DERM2016 poster will show BPX-01 minocycline reaches skin, not bloodstream; Opposite results for oral minocycline
MENLO PARK, Calif., July 21, 2016 – BioPharmX Corporation (NYSE MKT: BPMX), a specialty pharmaceutical company developing products for the dermatology market, will share findings from the first comparative studies of oral and topical minocycline formulations, which detected no traces of minocycline in the bloodstream when it is applied topically. BioPharmX conducted two directional comparative pharmacokinetics (PK) studies of oral minocycline to topical BPX-01.
The comparative studies assessed the impact of a novel topical gel formulation of 1% minocycline and compared it to an extended release oral minocycline to measure skin and plasma concentrations during four-week treatment periods.
Results of a 28-day clinical PK study found no detectable minocycline in skin after two weeks of daily oral treatment with a 1-2 mg/kg dose, but did show minocycline concentrations in the plasma. A separate oral gavage versus BPX-01 minipig study also found minocycline in the plasma for minipigs in the oral group, but no minocycline in the plasma for the topical group.

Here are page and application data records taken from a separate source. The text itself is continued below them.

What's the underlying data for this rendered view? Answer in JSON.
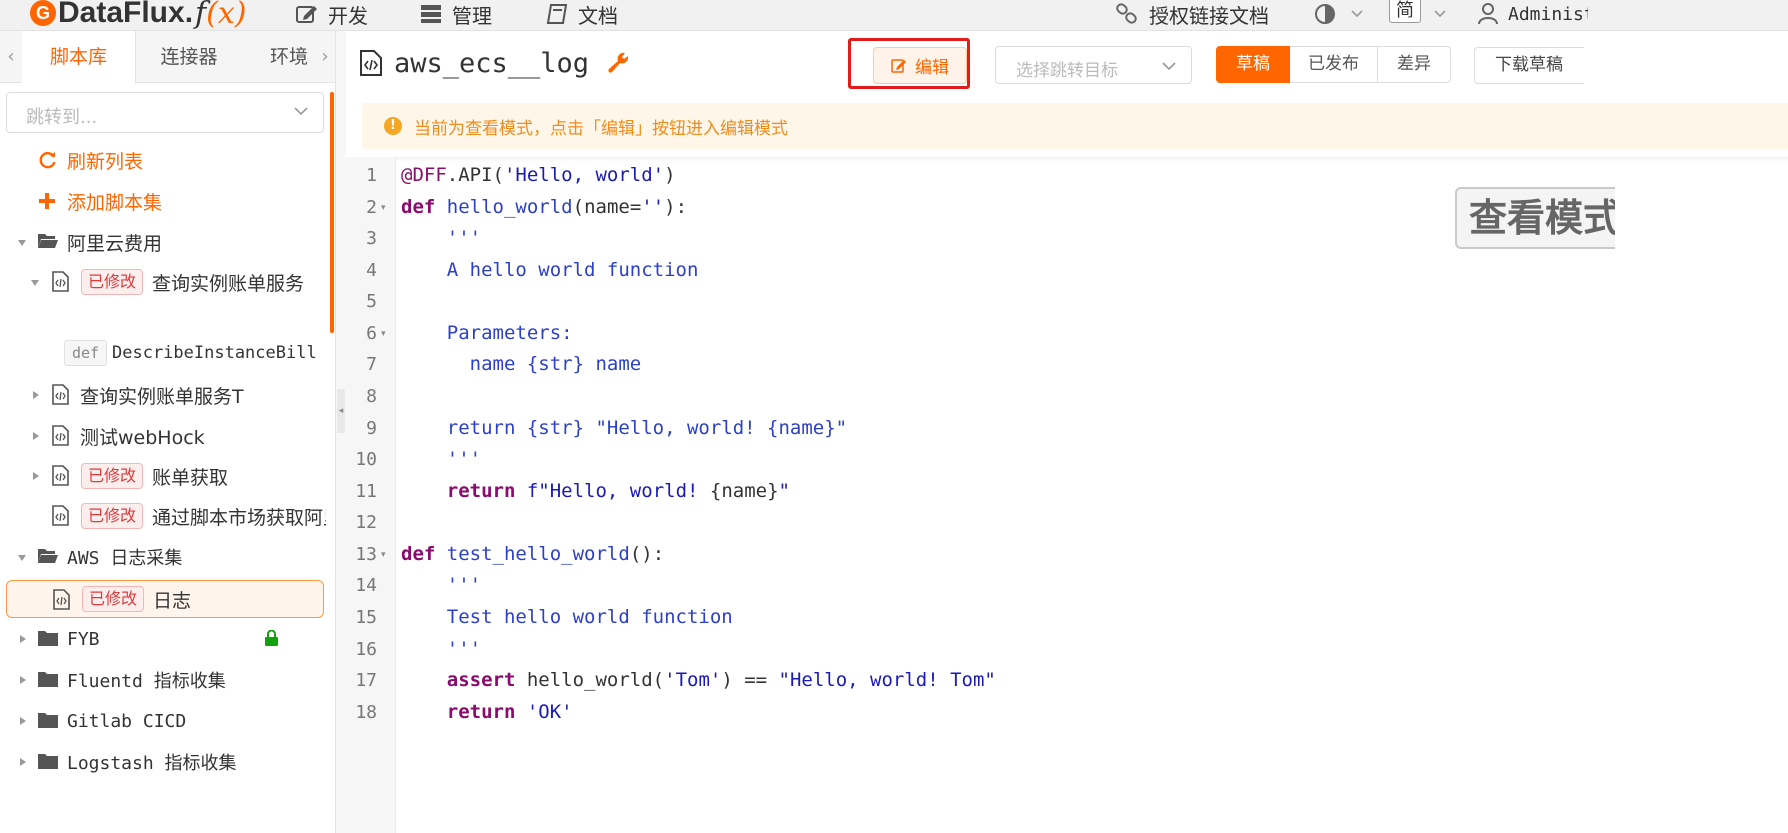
{
  "topbar": {
    "logo_text": "DataFlux.",
    "logo_fx": "f",
    "logo_x": "(x)",
    "nav": [
      "开发",
      "管理",
      "文档"
    ],
    "auth_doc_link": "授权链接文档",
    "lang": "简",
    "user": "Administrator"
  },
  "sidebar": {
    "tabs": [
      "脚本库",
      "连接器",
      "环境"
    ],
    "active_tab": "脚本库",
    "jump_placeholder": "跳转到...",
    "refresh": "刷新列表",
    "add_set": "添加脚本集",
    "items": [
      {
        "label": "阿里云费用",
        "type": "folder-open"
      },
      {
        "label": "查询实例账单服务",
        "type": "script",
        "badge": "已修改"
      },
      {
        "label": "DescribeInstanceBill",
        "type": "func",
        "badge": "def"
      },
      {
        "label": "查询实例账单服务T",
        "type": "script"
      },
      {
        "label": "测试webHock",
        "type": "script"
      },
      {
        "label": "账单获取",
        "type": "script",
        "badge": "已修改"
      },
      {
        "label": "通过脚本市场获取阿里",
        "type": "script",
        "badge": "已修改"
      },
      {
        "label": "AWS 日志采集",
        "type": "folder-open"
      },
      {
        "label": "日志",
        "type": "script",
        "badge": "已修改",
        "selected": true
      },
      {
        "label": "FYB",
        "type": "folder",
        "locked": true
      },
      {
        "label": "Fluentd 指标收集",
        "type": "folder"
      },
      {
        "label": "Gitlab CICD",
        "type": "folder"
      },
      {
        "label": "Logstash 指标收集",
        "type": "folder"
      }
    ]
  },
  "main": {
    "file_name": "aws_ecs__log",
    "edit_button": "编辑",
    "jump_target_placeholder": "选择跳转目标",
    "segments": [
      "草稿",
      "已发布",
      "差异"
    ],
    "active_segment": "草稿",
    "download_button": "下载草稿",
    "notice": "当前为查看模式，点击「编辑」按钮进入编辑模式",
    "view_mode_badge": "查看模式"
  },
  "code": {
    "line_numbers": [
      "1",
      "2",
      "3",
      "4",
      "5",
      "6",
      "7",
      "8",
      "9",
      "10",
      "11",
      "12",
      "13",
      "14",
      "15",
      "16",
      "17",
      "18"
    ],
    "l1_dec": "@DFF",
    "l1_rest": ".API(",
    "l1_str": "'Hello, world'",
    "l1_close": ")",
    "l2_kw": "def",
    "l2_fn": "hello_world",
    "l2_args": "(name=",
    "l2_str": "''",
    "l2_close": "):",
    "l3": "    '''",
    "l4": "    A hello world function",
    "l6": "    Parameters:",
    "l7": "      name {str} name",
    "l9": "    return {str} \"Hello, world! {name}\"",
    "l10": "    '''",
    "l11_kw": "return",
    "l11_str": "f\"Hello, world! ",
    "l11_mid": "{name}",
    "l11_end": "\"",
    "l13_kw": "def",
    "l13_fn": "test_hello_world",
    "l13_close": "():",
    "l14": "    '''",
    "l15": "    Test hello world function",
    "l16": "    '''",
    "l17_kw": "assert",
    "l17_mid": " hello_world(",
    "l17_str1": "'Tom'",
    "l17_op": ") == ",
    "l17_str2": "\"Hello, world! Tom\"",
    "l18_kw": "return",
    "l18_str": "'OK'"
  },
  "colors": {
    "accent": "#ff6600",
    "modified_badge": "#e03b3b",
    "notice_text": "#f08c1a",
    "highlight_outline": "#e21b1b"
  }
}
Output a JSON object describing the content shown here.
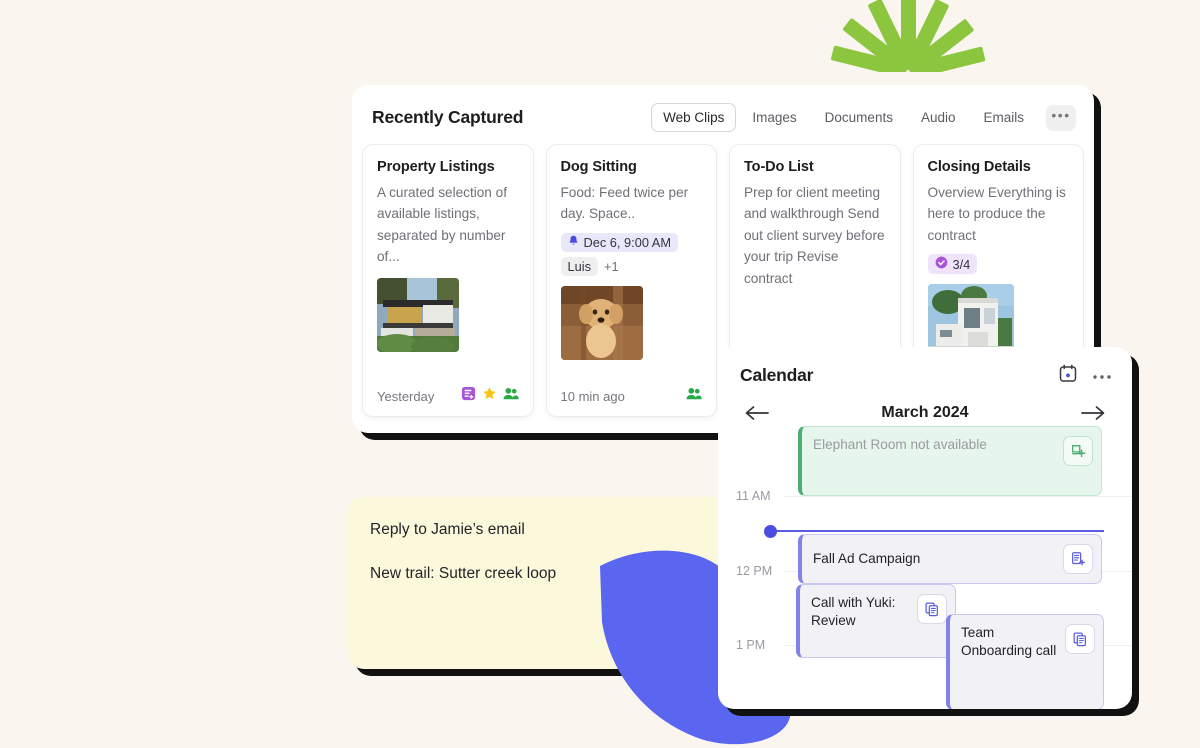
{
  "theme": {
    "background": "#faf6ef",
    "shadow": "#111111",
    "accent_blue": "#5b5ce0",
    "accent_green": "#8cc63e",
    "accent_purple": "#a855d8",
    "note_yellow": "#fcf8dc",
    "blob_blue": "#5b66f0"
  },
  "decorations": {
    "sunburst": {
      "name": "green-sunburst",
      "rays": 7,
      "color": "#8cc63e"
    },
    "blob": {
      "name": "blue-leaf-blob",
      "color": "#5b66f0"
    }
  },
  "captured": {
    "title": "Recently Captured",
    "tabs": [
      {
        "label": "Web Clips",
        "active": true
      },
      {
        "label": "Images",
        "active": false
      },
      {
        "label": "Documents",
        "active": false
      },
      {
        "label": "Audio",
        "active": false
      },
      {
        "label": "Emails",
        "active": false
      }
    ],
    "more_label": "•••",
    "cards": [
      {
        "title": "Property Listings",
        "body": "A curated selection of available listings, separated by number of...",
        "thumb": "house-exterior-dusk",
        "time": "Yesterday",
        "icons": [
          "note-purple-icon",
          "star-yellow-icon",
          "people-green-icon"
        ]
      },
      {
        "title": "Dog Sitting",
        "body": "Food: Feed twice per day. Space..",
        "reminder": "Dec 6, 9:00 AM",
        "person": "Luis",
        "person_extra": "+1",
        "thumb": "poodle-puppy",
        "time": "10 min ago",
        "icons": [
          "people-green-icon"
        ]
      },
      {
        "title": "To-Do List",
        "body": "Prep for client meeting and walkthrough Send out client survey before your trip Revise contract",
        "time": "",
        "icons": []
      },
      {
        "title": "Closing Details",
        "body": "Overview Everything is here to produce the contract",
        "progress": "3/4",
        "thumb": "modern-white-villa",
        "time": "",
        "icons": []
      }
    ]
  },
  "note": {
    "lines": [
      "Reply to Jamie’s email",
      "New trail: Sutter creek loop"
    ]
  },
  "calendar": {
    "title": "Calendar",
    "header_icons": [
      "calendar-dot-icon",
      "more-horizontal-icon"
    ],
    "prev_label": "←",
    "next_label": "→",
    "month": "March 2024",
    "hours": [
      "11 AM",
      "12 PM",
      "1 PM"
    ],
    "events": [
      {
        "title": "Elephant Room not available",
        "style": "green",
        "button": "add-note-green-icon"
      },
      {
        "title": "Fall Ad Campaign",
        "style": "gray",
        "button": "add-note-icon"
      },
      {
        "title": "Call with Yuki: Review",
        "style": "gray",
        "button": "copy-note-icon"
      },
      {
        "title": "Team Onboarding call",
        "style": "gray",
        "button": "copy-note-icon"
      }
    ],
    "now_indicator": true
  }
}
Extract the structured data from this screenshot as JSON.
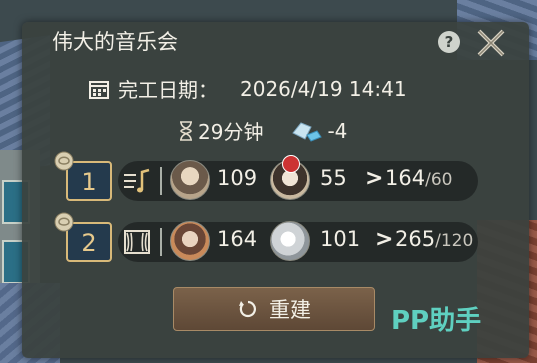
{
  "dialog": {
    "title": "伟大的音乐会",
    "help_label": "?",
    "finish_label": "完工日期：",
    "finish_time": "2026/4/19 14:41",
    "duration": "29分钟",
    "gem_cost": "-4"
  },
  "slots": [
    {
      "number": "1",
      "type_icon": "music-notes-icon",
      "worker_a_value": "109",
      "worker_b_value": "55",
      "arrow": ">",
      "total": "164",
      "max": "/60"
    },
    {
      "number": "2",
      "type_icon": "stage-curtain-icon",
      "worker_a_value": "164",
      "worker_b_value": "101",
      "arrow": ">",
      "total": "265",
      "max": "/120"
    }
  ],
  "rebuild_label": "重建",
  "watermark": "PP助手",
  "colors": {
    "panel": "#3a423e",
    "gold_border": "#d8b979",
    "number_bg": "#243a4d",
    "button": "#6b5440",
    "watermark": "#5fd0c0"
  }
}
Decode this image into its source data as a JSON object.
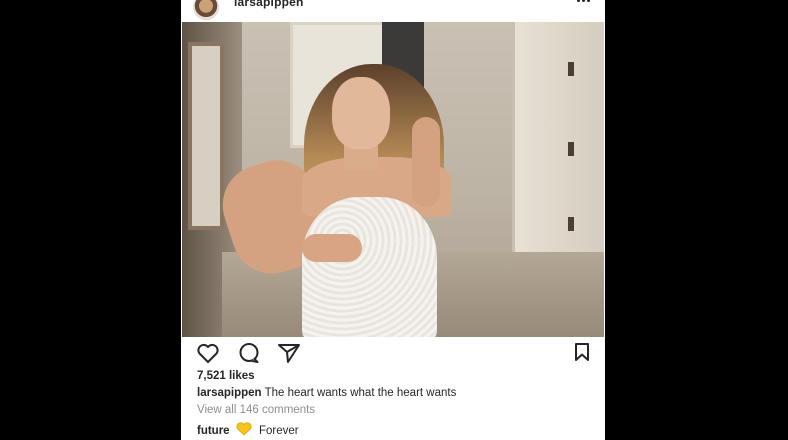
{
  "post": {
    "username": "larsapippen",
    "likes": "7,521 likes",
    "caption": {
      "username": "larsapippen",
      "text": "The heart wants what the heart wants"
    },
    "view_comments": "View all 146 comments",
    "top_comment": {
      "username": "future",
      "emoji_icon": "yellow-heart-icon",
      "text": "Forever"
    }
  },
  "icons": {
    "like": "heart-outline-icon",
    "comment": "comment-bubble-icon",
    "share": "paper-plane-icon",
    "save": "bookmark-icon",
    "more": "more-dots-icon"
  },
  "colors": {
    "background": "#000000",
    "card": "#ffffff",
    "text": "#262626",
    "muted": "#8e8e8e",
    "emoji_heart": "#f5c518"
  }
}
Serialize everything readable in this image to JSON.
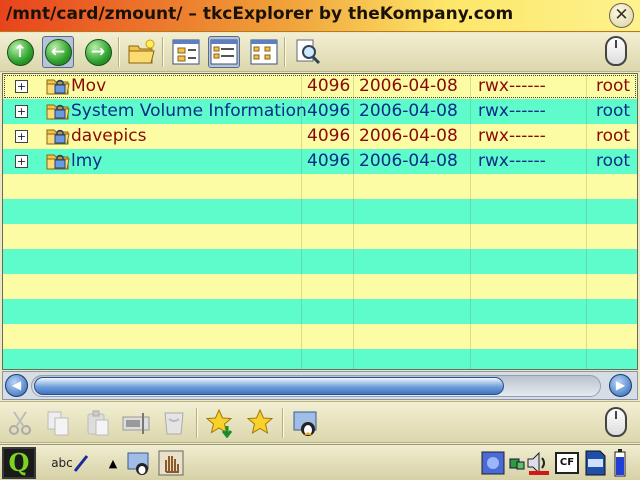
{
  "window": {
    "title": "/mnt/card/zmount/ – tkcExplorer by theKompany.com",
    "close_glyph": "✕"
  },
  "toolbar_top": {
    "buttons": [
      {
        "name": "go-up-icon",
        "glyph": "↑"
      },
      {
        "name": "back-icon",
        "glyph": "←"
      },
      {
        "name": "forward-icon",
        "glyph": "→"
      },
      {
        "name": "new-folder-icon"
      },
      {
        "name": "icon-view-icon"
      },
      {
        "name": "detail-view-icon",
        "pressed": true
      },
      {
        "name": "list-view-icon"
      },
      {
        "name": "find-icon"
      }
    ]
  },
  "files": [
    {
      "name": "Mov",
      "size": "4096",
      "date": "2006-04-08",
      "perms": "rwx------",
      "owner": "root",
      "expander": "+"
    },
    {
      "name": "System Volume Information",
      "size": "4096",
      "date": "2006-04-08",
      "perms": "rwx------",
      "owner": "root",
      "expander": "+"
    },
    {
      "name": "davepics",
      "size": "4096",
      "date": "2006-04-08",
      "perms": "rwx------",
      "owner": "root",
      "expander": "+"
    },
    {
      "name": "lmy",
      "size": "4096",
      "date": "2006-04-08",
      "perms": "rwx------",
      "owner": "root",
      "expander": "+"
    }
  ],
  "scrollbar": {
    "left_glyph": "◀",
    "right_glyph": "▶",
    "thumb_fraction": 0.83
  },
  "toolbar_bottom": {
    "buttons": [
      "cut-icon",
      "copy-icon",
      "paste-icon",
      "rename-icon",
      "delete-icon",
      "add-bookmark-icon",
      "bookmarks-icon",
      "network-icon"
    ]
  },
  "taskbar": {
    "start_glyph": "Q",
    "input_label": "abc",
    "up_arrow": "▲",
    "cf_label": "CF"
  },
  "colors": {
    "row_even": "#fcfca4",
    "row_odd": "#5efcca",
    "text_even": "#8c0808",
    "text_odd": "#0c2a8c"
  }
}
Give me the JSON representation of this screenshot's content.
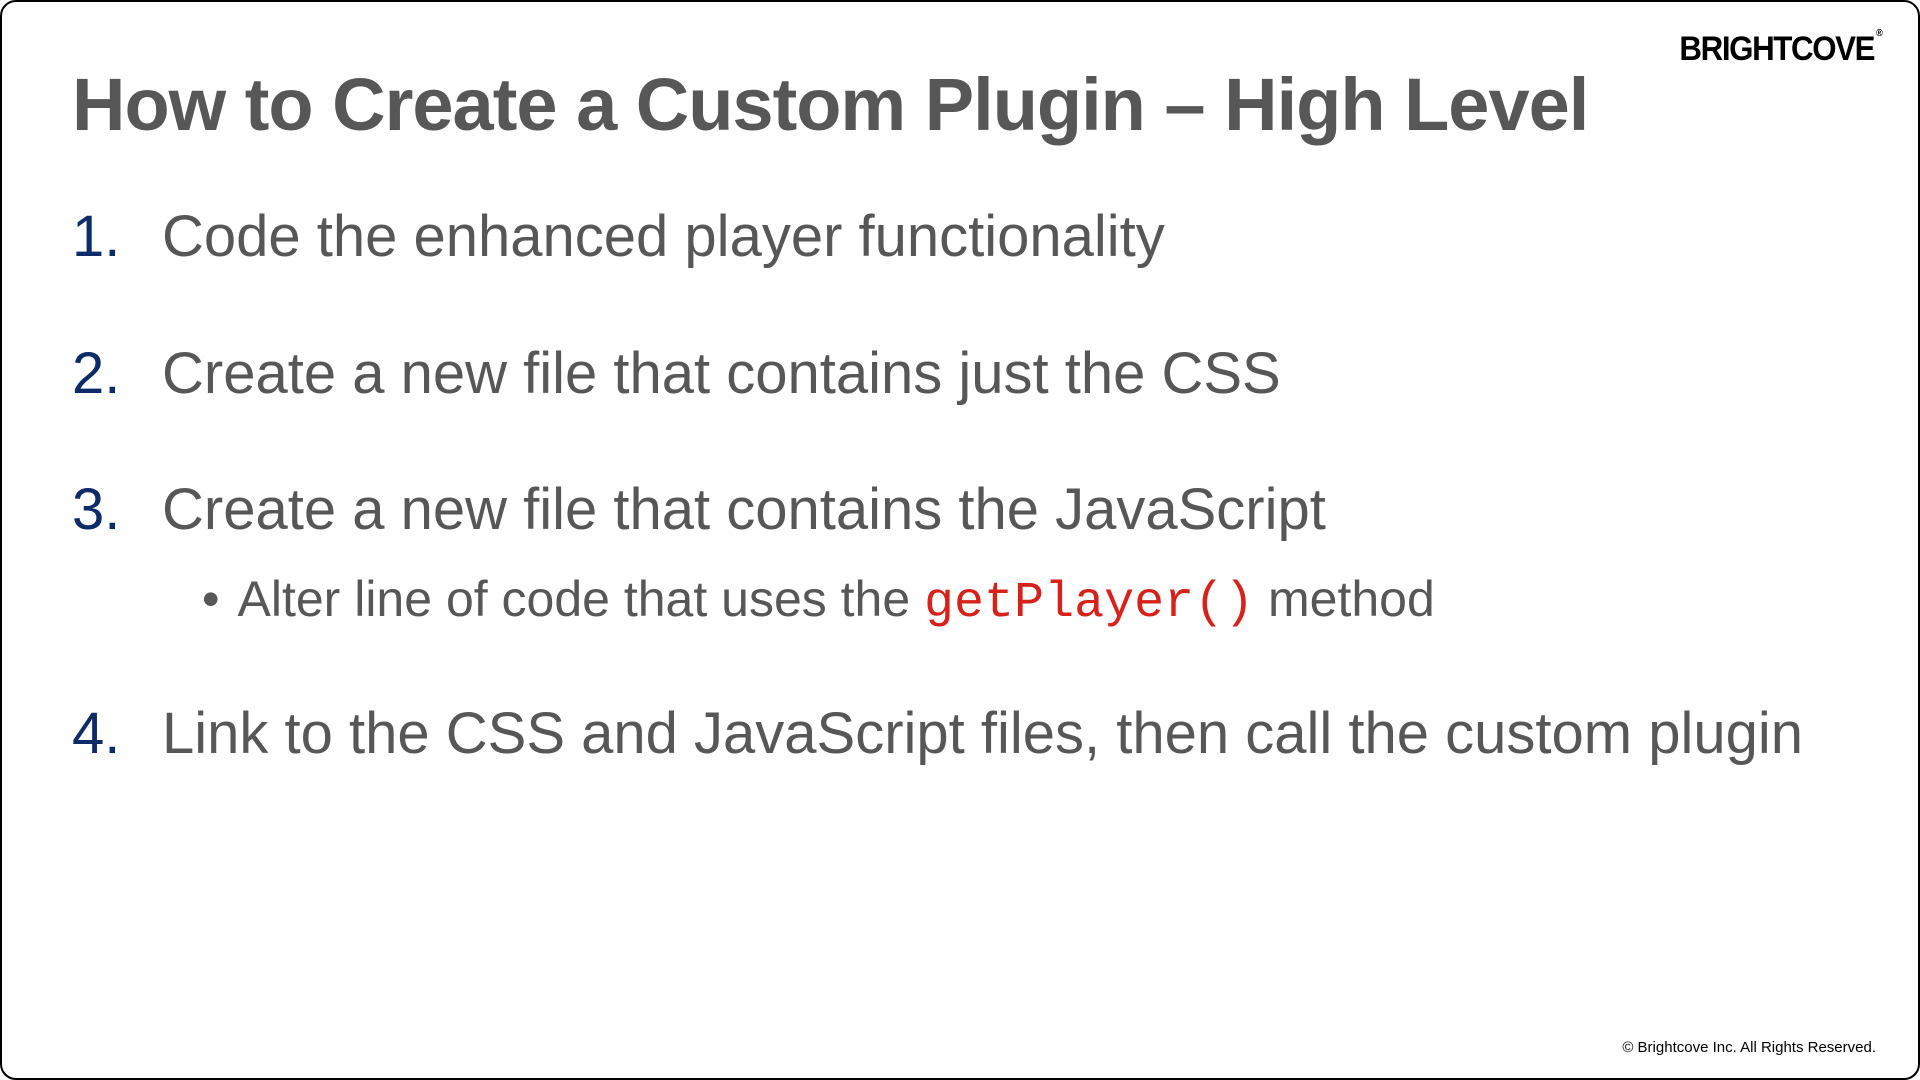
{
  "logo": "BRIGHTCOVE",
  "title": "How to Create a Custom Plugin – High Level",
  "items": [
    {
      "num": "1.",
      "text": "Code the enhanced player functionality"
    },
    {
      "num": "2.",
      "text": "Create a new file that contains just the CSS"
    },
    {
      "num": "3.",
      "text": "Create a new file that contains the JavaScript",
      "sub_pre": "Alter line of code that uses the ",
      "sub_code": "getPlayer()",
      "sub_post": " method"
    },
    {
      "num": "4.",
      "text": "Link to the CSS and JavaScript files, then call the custom plugin"
    }
  ],
  "footer": "© Brightcove Inc. All Rights Reserved."
}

At the same time, the minipig study detected minocycline in the skin of the topical group, but found no minocycline in the skin of the oral group.
BPX-01 is fully solubilized, non-oily, easy-to-use, and capable of being delivered to sebum-rich areas where P. acnes reside.
The research will be presented at the Dermatology Education Foundation™ DERM2016 NP/PA CME Conference in Las Vegas at 6 p.m. Thursday.
“These results are promising, that topical minocycline gel delivered as BPX-01, results in local skin levels of minocycline that can be effective in the treatment of acne vulgaris, while simultaneously avoiding systemic exposure based on the absence of plasma levels after topical application,” said Dr. James Q. Del Rosso, of Del Rosso Dermatology Research, Las Vegas. “This provides the potential for avoiding systemic side effects that are known to occur with oral minocycline.”
Acne-causing bacteria have increasingly become resistant to oral antibiotics, which are commonly used to treat moderate-to-severe cases of acne. BPX-01 is expected to deliver a reduced-dose, topical minocycline that provides targeted, localized treatment and limits systemic exposure, thus potentially decreasing dose-dependent side effects and the emergence of antibiotic resistant bacteria.
“The comparative studies’ results are promising because they suggest BPX-01 may mitigate many of the undesirable side effects common to the use of oral minocycline,” said Kin Chan, executive vice president of research and development. “We are optimistic about the continuing studies to further evaluate the safety and efficacy of BPX-01.” BioPharmX expects to begin enrollment of a Phase 2b study of BPX-01 by end of summer.
The American Academy of Dermatology calls acne the “most common skin condition in the United States,” affecting 40 million to 50 million Americans at any given moment. The U.S. market for acne medications is estimated at $10 billion.